This September, a new Global Witness report was published, documenting for the tenth time attacks against land and environmental defenders worldwide in 2021. The figures are shocking, though unsurprising given previous Global Witness reports with similarly high numbers: 200 land and environmental defenders were killed during 2021, out of which 54 were from Mexico, 33 from Colombia and 26 from Brazil. In many cases, Global Witness was unable to identify an economic sector linked to these attacks, but when they did, resource exploitation activities, such as mining and logging, were often involved. When the sector was not identified, land conflicts were found to be critical factors causing these attacks.
The number of defenders killed in Mexico increased from 30 the previous year to 54. Of these, about half were indigenous and two thirds were related to land and mining conflicts. Meanwhile, the number of killings in Colombia fell from 65 the previous year to 33, but it still ranked second. Although attacks occur all over the world, including in the Philippines, India and the Democratic Republic of Congo, there seems to be a special situation in Latin America, as more than 75% of the killings took place in that region. There are several complex reasons for this, one of which is the precarious situation of indigenous peoples and the growing political and economic interest in using their territories for economic activities while failing to carry out adequate consultation. Land inequalities in Latin America have persisted since colonial times and often affect already marginalized groups. This is coupled with increasing criminalization, stigmatization and smear campaigns against those who defend land, as well as extremely high levels of impunity and violent conflicts.
Despite global and regional efforts to create mechanisms and laws to protect defenders and to require due diligence from multinational companies (e.g., through the Escazú Agreement that entered into force in 2021, and which has been ratified by Mexico and Colombia), the number of attacks remains high. This means that there is a lot of work to be done in terms of implementation and providing effective protection.
“Since Global Witness started reporting on the killings of Land and environmental activists in 2012, we have seen persistent and systemic violence against defenders globally. Each year, the number of killings remains consistently high though should be viewed in context of broader oppressive tactics including death threats, smear campaigns, criminalisation tactics, and physical attacks. What has changed in the last ten years is the opportunity for change: awareness amongst state and non-state actors of the risks that Human Rights Defenders face is greater. There are more resources and funding for increased protection of defenders, and regional and national protection mechanisms, which have had some success despite lacking capacity and funding.
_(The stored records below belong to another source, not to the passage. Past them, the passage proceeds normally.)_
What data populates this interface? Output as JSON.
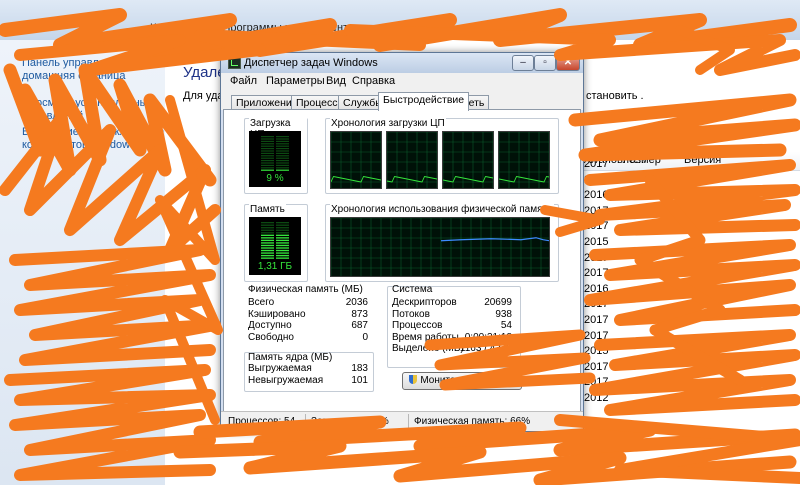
{
  "background_window": {
    "breadcrumb": [
      "Компоненты",
      "Программы и компоненты"
    ],
    "left_links": [
      "Панель управления -",
      "домашняя страница",
      "Просмотр установленных",
      "обновлений",
      "Включение или отключение",
      "компонентов Windows"
    ],
    "heading": "Удале",
    "subtext": "Для удал",
    "subtext_right": "становить .",
    "columns": [
      "Установле...",
      "Размер",
      "Версия"
    ],
    "rows": [
      {
        "date": "2017",
        "size": ""
      },
      {
        "date": "2017",
        "size": ""
      },
      {
        "date": "2016",
        "size": ""
      },
      {
        "date": "2017",
        "size": ""
      },
      {
        "date": "2017",
        "size": ""
      },
      {
        "date": "2015",
        "size": ""
      },
      {
        "date": "2017",
        "size": ""
      },
      {
        "date": "2017",
        "size": ""
      },
      {
        "date": "2016",
        "size": ""
      },
      {
        "date": "2017",
        "size": ""
      },
      {
        "date": "2017",
        "size": ""
      },
      {
        "date": "2017",
        "size": ""
      },
      {
        "date": "2015",
        "size": ""
      },
      {
        "date": "2017",
        "size": ""
      },
      {
        "date": "2017",
        "size": ""
      },
      {
        "date": "2012",
        "size": ""
      }
    ]
  },
  "task_manager": {
    "title": "Диспетчер задач Windows",
    "menu": [
      "Файл",
      "Параметры",
      "Вид",
      "Справка"
    ],
    "tabs": [
      "Приложения",
      "Процессы",
      "Службы",
      "Быстродействие",
      "Сеть"
    ],
    "active_tab": "Быстродействие",
    "cpu_usage": {
      "caption": "Загрузка ЦП",
      "value": "9 %",
      "level": 0.09
    },
    "cpu_history": {
      "caption": "Хронология загрузки ЦП",
      "cores": 4
    },
    "memory": {
      "caption": "Память",
      "value": "1,31 ГБ",
      "level": 0.66
    },
    "memory_history": {
      "caption": "Хронология использования физической памяти"
    },
    "physical_memory": {
      "title": "Физическая память (МБ)",
      "rows": [
        {
          "label": "Всего",
          "value": "2036"
        },
        {
          "label": "Кэшировано",
          "value": "873"
        },
        {
          "label": "Доступно",
          "value": "687"
        },
        {
          "label": "Свободно",
          "value": "0"
        }
      ]
    },
    "kernel_memory": {
      "title": "Память ядра (МБ)",
      "rows": [
        {
          "label": "Выгружаемая",
          "value": "183"
        },
        {
          "label": "Невыгружаемая",
          "value": "101"
        }
      ]
    },
    "system": {
      "title": "Система",
      "rows": [
        {
          "label": "Дескрипторов",
          "value": "20699"
        },
        {
          "label": "Потоков",
          "value": "938"
        },
        {
          "label": "Процессов",
          "value": "54"
        },
        {
          "label": "Время работы",
          "value": "0:00:31:18"
        },
        {
          "label": "Выделено (МБ)",
          "value": "1163 / 4373"
        }
      ]
    },
    "resource_monitor_button": "Монитор ресурсов...",
    "status": {
      "processes": "Процессов: 54",
      "cpu": "Загрузка ЦП: 9%",
      "memory": "Физическая память: 66%"
    }
  },
  "colors": {
    "scribble": "#f57a1f",
    "graph_green": "#35e63c",
    "graph_bg": "#001108",
    "mem_line": "#3d8bff"
  }
}
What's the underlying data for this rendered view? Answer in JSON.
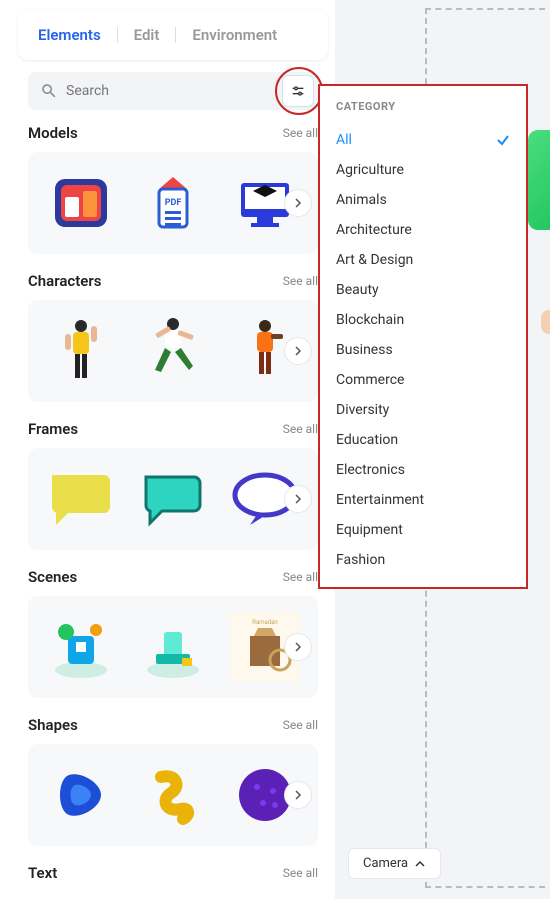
{
  "tabs": {
    "elements": "Elements",
    "edit": "Edit",
    "environment": "Environment"
  },
  "search": {
    "placeholder": "Search"
  },
  "sections": {
    "models": {
      "title": "Models",
      "see_all": "See all"
    },
    "characters": {
      "title": "Characters",
      "see_all": "See all"
    },
    "frames": {
      "title": "Frames",
      "see_all": "See all"
    },
    "scenes": {
      "title": "Scenes",
      "see_all": "See all"
    },
    "shapes": {
      "title": "Shapes",
      "see_all": "See all"
    },
    "text": {
      "title": "Text",
      "see_all": "See all"
    }
  },
  "category_popup": {
    "title": "CATEGORY",
    "items": [
      "All",
      "Agriculture",
      "Animals",
      "Architecture",
      "Art & Design",
      "Beauty",
      "Blockchain",
      "Business",
      "Commerce",
      "Diversity",
      "Education",
      "Electronics",
      "Entertainment",
      "Equipment",
      "Fashion"
    ],
    "selected": "All"
  },
  "camera": {
    "label": "Camera"
  }
}
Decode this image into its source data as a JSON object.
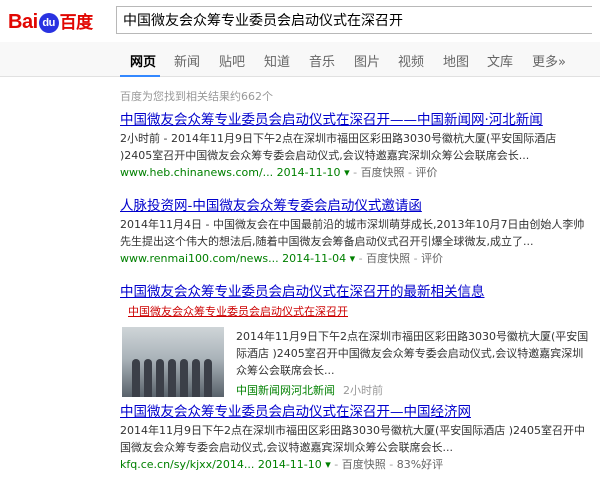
{
  "logo": {
    "left": "Bai",
    "paw": "du",
    "cn": "百度"
  },
  "search": {
    "query": "中国微友会众筹专业委员会启动仪式在深召开"
  },
  "nav": {
    "tabs": [
      "网页",
      "新闻",
      "贴吧",
      "知道",
      "音乐",
      "图片",
      "视频",
      "地图",
      "文库",
      "更多»"
    ]
  },
  "result_count": "百度为您找到相关结果约662个",
  "results": [
    {
      "title": "中国微友会众筹专业委员会启动仪式在深召开——中国新闻网·河北新闻",
      "abstract": "2小时前 - 2014年11月9日下午2点在深圳市福田区彩田路3030号徽杭大厦(平安国际酒店 )2405室召开中国微友会众筹专委会启动仪式,会议特邀嘉宾深圳众筹公会联席会长...",
      "url": "www.heb.chinanews.com/...  2014-11-10",
      "snapshot": "百度快照",
      "rate": "评价"
    },
    {
      "title": "人脉投资网-中国微友会众筹专委会启动仪式邀请函",
      "abstract": "2014年11月4日 - 中国微友会在中国最前沿的城市深圳萌芽成长,2013年10月7日由创始人李帅先生提出这个伟大的想法后,随着中国微友会筹备启动仪式召开引爆全球微友,成立了...",
      "url": "www.renmai100.com/news...  2014-11-04",
      "snapshot": "百度快照",
      "rate": "评价"
    },
    {
      "title": "中国微友会众筹专业委员会启动仪式在深召开的最新相关信息",
      "sub_title": "中国微友会众筹专业委员会启动仪式在深召开",
      "sub_body": "2014年11月9日下午2点在深圳市福田区彩田路3030号徽杭大厦(平安国际酒店 )2405室召开中国微友会众筹专委会启动仪式,会议特邀嘉宾深圳众筹公会联席会长...",
      "sub_source": "中国新闻网河北新闻",
      "sub_time": "2小时前"
    },
    {
      "title": "中国微友会众筹专业委员会启动仪式在深召开—中国经济网",
      "abstract": "2014年11月9日下午2点在深圳市福田区彩田路3030号徽杭大厦(平安国际酒店 )2405室召开中国微友会众筹专委会启动仪式,会议特邀嘉宾深圳众筹公会联席会长...",
      "url": "kfq.ce.cn/sy/kjxx/2014...  2014-11-10",
      "snapshot": "百度快照",
      "rate": "83%好评"
    }
  ]
}
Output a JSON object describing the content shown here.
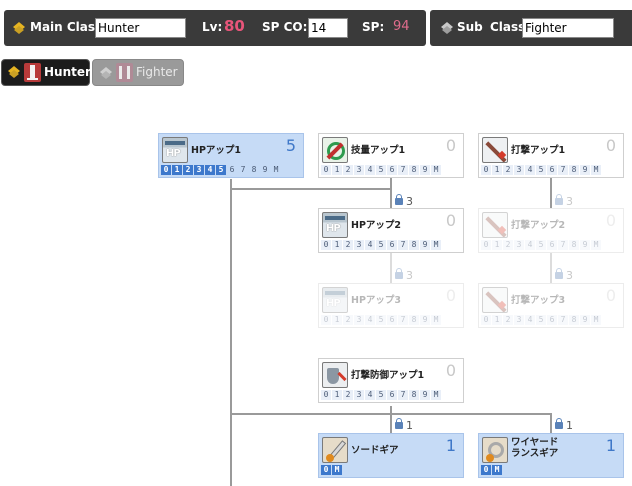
{
  "header": {
    "main_class_label": "Main Class",
    "main_class_value": "Hunter",
    "lv_label": "Lv:",
    "lv_value": "80",
    "spco_label": "SP CO:",
    "spco_value": "14",
    "sp_label": "SP:",
    "sp_value": "94",
    "sub_label_1": "Sub",
    "sub_label_2": "Class",
    "sub_class_value": "Fighter"
  },
  "class_tabs": [
    {
      "label": "Hunter",
      "active": true
    },
    {
      "label": "Fighter",
      "active": false
    }
  ],
  "level_digits": [
    "0",
    "1",
    "2",
    "3",
    "4",
    "5",
    "6",
    "7",
    "8",
    "9",
    "M"
  ],
  "short_digits": [
    "0",
    "M"
  ],
  "skills": {
    "hp_up_1": {
      "name": "HPアップ1",
      "level": "5",
      "level_num": 5
    },
    "tech_up_1": {
      "name": "技量アップ1",
      "level": "0",
      "level_num": 0
    },
    "strike_up_1": {
      "name": "打撃アップ1",
      "level": "0",
      "level_num": 0
    },
    "hp_up_2": {
      "name": "HPアップ2",
      "level": "0",
      "level_num": 0
    },
    "strike_up_2": {
      "name": "打撃アップ2",
      "level": "0",
      "level_num": 0
    },
    "hp_up_3": {
      "name": "HPアップ3",
      "level": "0",
      "level_num": 0
    },
    "strike_up_3": {
      "name": "打撃アップ3",
      "level": "0",
      "level_num": 0
    },
    "strike_def_up_1": {
      "name": "打撃防御アップ1",
      "level": "0",
      "level_num": 0
    },
    "sword_gear": {
      "name": "ソードギア",
      "level": "1",
      "level_num": 1
    },
    "wired_lance_gear": {
      "name_line1": "ワイヤード",
      "name_line2": "ランスギア",
      "level": "1",
      "level_num": 1
    }
  },
  "requirements": {
    "hp2_req": "3",
    "strike2_req": "3",
    "hp3_req": "3",
    "strike3_req": "3",
    "sword_gear_req": "1",
    "lance_gear_req": "1"
  },
  "colors": {
    "header_bg": "#3a3a3a",
    "accent_pink": "#e8557a",
    "selected_card": "#c6dbf6",
    "level_on": "#3d78cc"
  }
}
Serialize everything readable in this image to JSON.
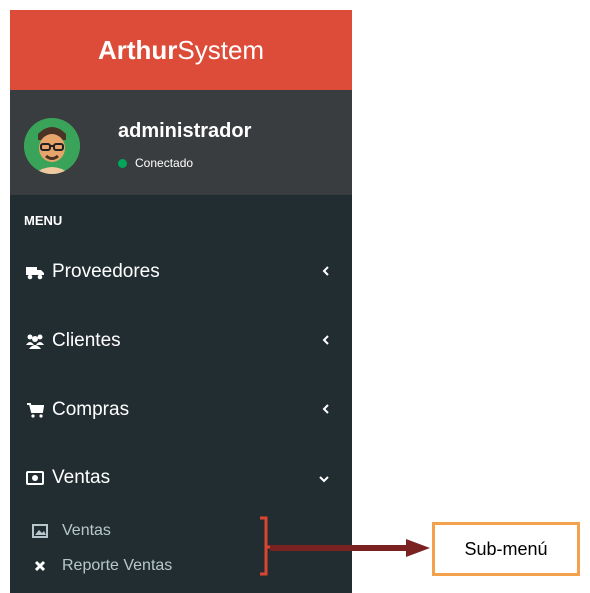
{
  "brand": {
    "bold": "Arthur",
    "rest": "System"
  },
  "user": {
    "name": "administrador",
    "status": "Conectado"
  },
  "menu": {
    "header": "MENU",
    "items": [
      {
        "label": "Proveedores",
        "icon": "truck-icon",
        "chevron": "chevron-left-icon"
      },
      {
        "label": "Clientes",
        "icon": "users-icon",
        "chevron": "chevron-left-icon"
      },
      {
        "label": "Compras",
        "icon": "shopping-cart-icon",
        "chevron": "chevron-left-icon"
      },
      {
        "label": "Ventas",
        "icon": "money-icon",
        "chevron": "chevron-down-icon"
      }
    ],
    "submenu": [
      {
        "label": "Ventas",
        "icon": "image-icon"
      },
      {
        "label": "Reporte Ventas",
        "icon": "times-icon"
      }
    ]
  },
  "callout": {
    "label": "Sub-menú"
  },
  "colors": {
    "brand_bg": "#dd4b39",
    "sidebar_bg": "#222d32",
    "user_panel_bg": "#3a3d3f",
    "status_dot": "#00a65a",
    "callout_border": "#f3a14c",
    "arrow": "#7a2222"
  }
}
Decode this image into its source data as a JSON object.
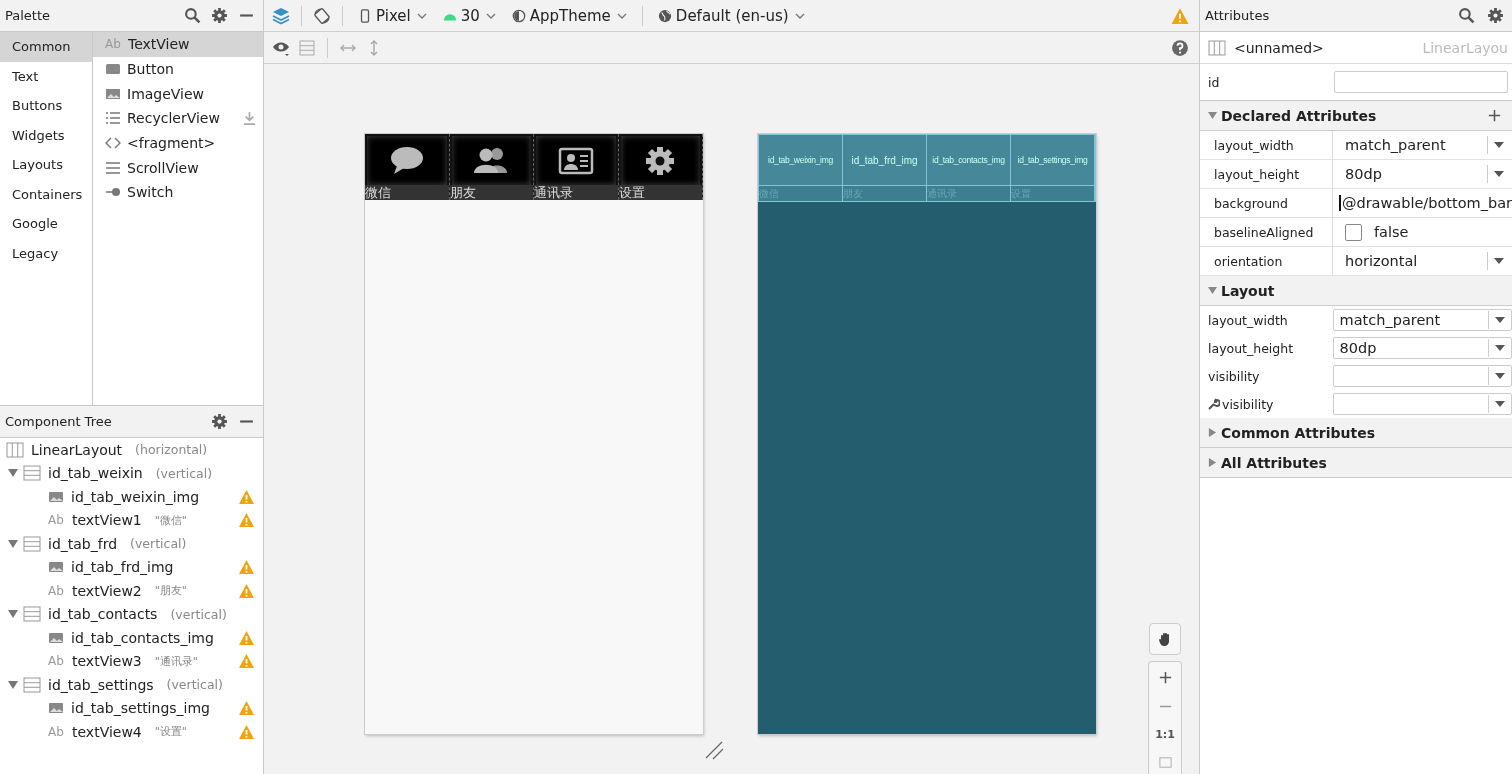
{
  "palette": {
    "title": "Palette",
    "categories": [
      {
        "label": "Common",
        "selected": true
      },
      {
        "label": "Text",
        "selected": false
      },
      {
        "label": "Buttons",
        "selected": false
      },
      {
        "label": "Widgets",
        "selected": false
      },
      {
        "label": "Layouts",
        "selected": false
      },
      {
        "label": "Containers",
        "selected": false
      },
      {
        "label": "Google",
        "selected": false
      },
      {
        "label": "Legacy",
        "selected": false
      }
    ],
    "items": [
      {
        "label": "TextView",
        "kind": "text",
        "glyph": "Ab",
        "selected": true,
        "download": false
      },
      {
        "label": "Button",
        "kind": "button",
        "selected": false,
        "download": false
      },
      {
        "label": "ImageView",
        "kind": "image",
        "selected": false,
        "download": false
      },
      {
        "label": "RecyclerView",
        "kind": "list",
        "selected": false,
        "download": true
      },
      {
        "label": "<fragment>",
        "kind": "fragment",
        "selected": false,
        "download": false
      },
      {
        "label": "ScrollView",
        "kind": "scroll",
        "selected": false,
        "download": false
      },
      {
        "label": "Switch",
        "kind": "switch",
        "selected": false,
        "download": false
      }
    ]
  },
  "component_tree": {
    "title": "Component Tree",
    "root": {
      "name": "LinearLayout",
      "note": "(horizontal)",
      "kind": "hlayout",
      "children": [
        {
          "name": "id_tab_weixin",
          "note": "(vertical)",
          "kind": "vlayout",
          "expanded": true,
          "children": [
            {
              "name": "id_tab_weixin_img",
              "kind": "image",
              "warning": true
            },
            {
              "name": "textView1",
              "note": "\"微信\"",
              "kind": "text",
              "glyph": "Ab",
              "warning": true
            }
          ]
        },
        {
          "name": "id_tab_frd",
          "note": "(vertical)",
          "kind": "vlayout",
          "expanded": true,
          "children": [
            {
              "name": "id_tab_frd_img",
              "kind": "image",
              "warning": true
            },
            {
              "name": "textView2",
              "note": "\"朋友\"",
              "kind": "text",
              "glyph": "Ab",
              "warning": true
            }
          ]
        },
        {
          "name": "id_tab_contacts",
          "note": "(vertical)",
          "kind": "vlayout",
          "expanded": true,
          "children": [
            {
              "name": "id_tab_contacts_img",
              "kind": "image",
              "warning": true
            },
            {
              "name": "textView3",
              "note": "\"通讯录\"",
              "kind": "text",
              "glyph": "Ab",
              "warning": true
            }
          ]
        },
        {
          "name": "id_tab_settings",
          "note": "(vertical)",
          "kind": "vlayout",
          "expanded": true,
          "children": [
            {
              "name": "id_tab_settings_img",
              "kind": "image",
              "warning": true
            },
            {
              "name": "textView4",
              "note": "\"设置\"",
              "kind": "text",
              "glyph": "Ab",
              "warning": true
            }
          ]
        }
      ]
    }
  },
  "toolbar": {
    "device": "Pixel",
    "api": "30",
    "theme": "AppTheme",
    "locale": "Default (en-us)",
    "warning": true
  },
  "canvas": {
    "tabs": [
      {
        "label": "微信",
        "kind": "chat"
      },
      {
        "label": "朋友",
        "kind": "people"
      },
      {
        "label": "通讯录",
        "kind": "contact"
      },
      {
        "label": "设置",
        "kind": "gear"
      }
    ],
    "blueprint_tabs": [
      {
        "label": "微信",
        "img_label": "id_tab_weixin_img"
      },
      {
        "label": "朋友",
        "img_label": "id_tab_frd_img"
      },
      {
        "label": "通讯录",
        "img_label": "id_tab_contacts_img"
      },
      {
        "label": "设置",
        "img_label": "id_tab_settings_img"
      }
    ],
    "zoom": {
      "reset": "1:1"
    }
  },
  "attributes": {
    "title": "Attributes",
    "component": "<unnamed>",
    "component_type": "LinearLayou",
    "id_label": "id",
    "sections": [
      {
        "title": "Declared Attributes",
        "expanded": true,
        "addable": true,
        "rows": [
          {
            "kind": "dropdown",
            "name": "layout_width",
            "value": "match_parent"
          },
          {
            "kind": "dropdown",
            "name": "layout_height",
            "value": "80dp"
          },
          {
            "kind": "resource",
            "name": "background",
            "value": "@drawable/bottom_bar"
          },
          {
            "kind": "checkbox",
            "name": "baselineAligned",
            "value": "false",
            "checked": false
          },
          {
            "kind": "dropdown",
            "name": "orientation",
            "value": "horizontal"
          }
        ]
      },
      {
        "title": "Layout",
        "expanded": true,
        "addable": false,
        "rows": [
          {
            "kind": "combo",
            "name": "layout_width",
            "value": "match_parent",
            "tool": false
          },
          {
            "kind": "combo",
            "name": "layout_height",
            "value": "80dp",
            "tool": false
          },
          {
            "kind": "combo",
            "name": "visibility",
            "tool": false
          },
          {
            "kind": "combo",
            "name": "visibility",
            "tool": true
          }
        ]
      },
      {
        "title": "Common Attributes",
        "expanded": false,
        "addable": false
      },
      {
        "title": "All Attributes",
        "expanded": false,
        "addable": false
      }
    ]
  }
}
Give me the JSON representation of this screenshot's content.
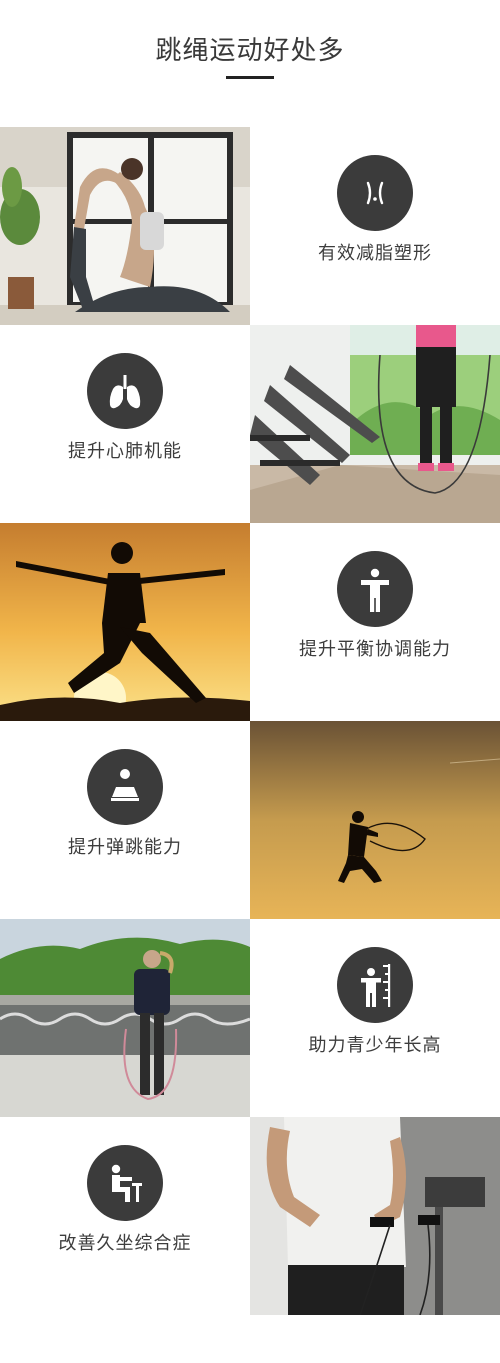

Significantly over the last year we’ve seen the Escazu Agreement brought into force - the first legally binding instrument in the world to include provisions on environmental defenders and the EU is due to pass legislation that will mandate companies to identify, mitigate and remedy environmental and human rights harms in their supply chain. Data has played a significant role in putting reprisals against defenders, and their right to defend human rights, their land and the environment on the radar of international institutions and businesses, with authoritative actors like the UN increasingly referring to our dataset”, says Ali Hines - Senior Campaigner, Land and Environmental Defenders Campaign, Global Witness.
Many grassroots organizations have tirelessly defended their territory and local environment and worked to improve the situation of defenders at risk, including numerous of our grantee partners around the world. Some examples are Tequio Jurídico who provides legal support in land rights cases in Oaxaca, southern Mexico, with a special focus on empowering women indigenous defenders. And in the Sierra Tarahumara, in the north, the organization Consultoría Técnica Comunitaria A.C. (CONTEC) conducts strategic litigation and seeks to open inclusive spaces for women and the youth in indigenous movements that defend collective environmental and land rights.
“We are deeply concerned about these circumstances and stand in solidarity with those who continue to fight.” Ingeborg Moa - Executive Director, The Norwegian Human Rights Fund
Cover photo: Felipe Roblada, President of the council of elders of the town of Ayotitlan, Mexico, poses for a photo in Mexico City, on 29 August 2022. Quetzalli Nicte Ha/ Global Witness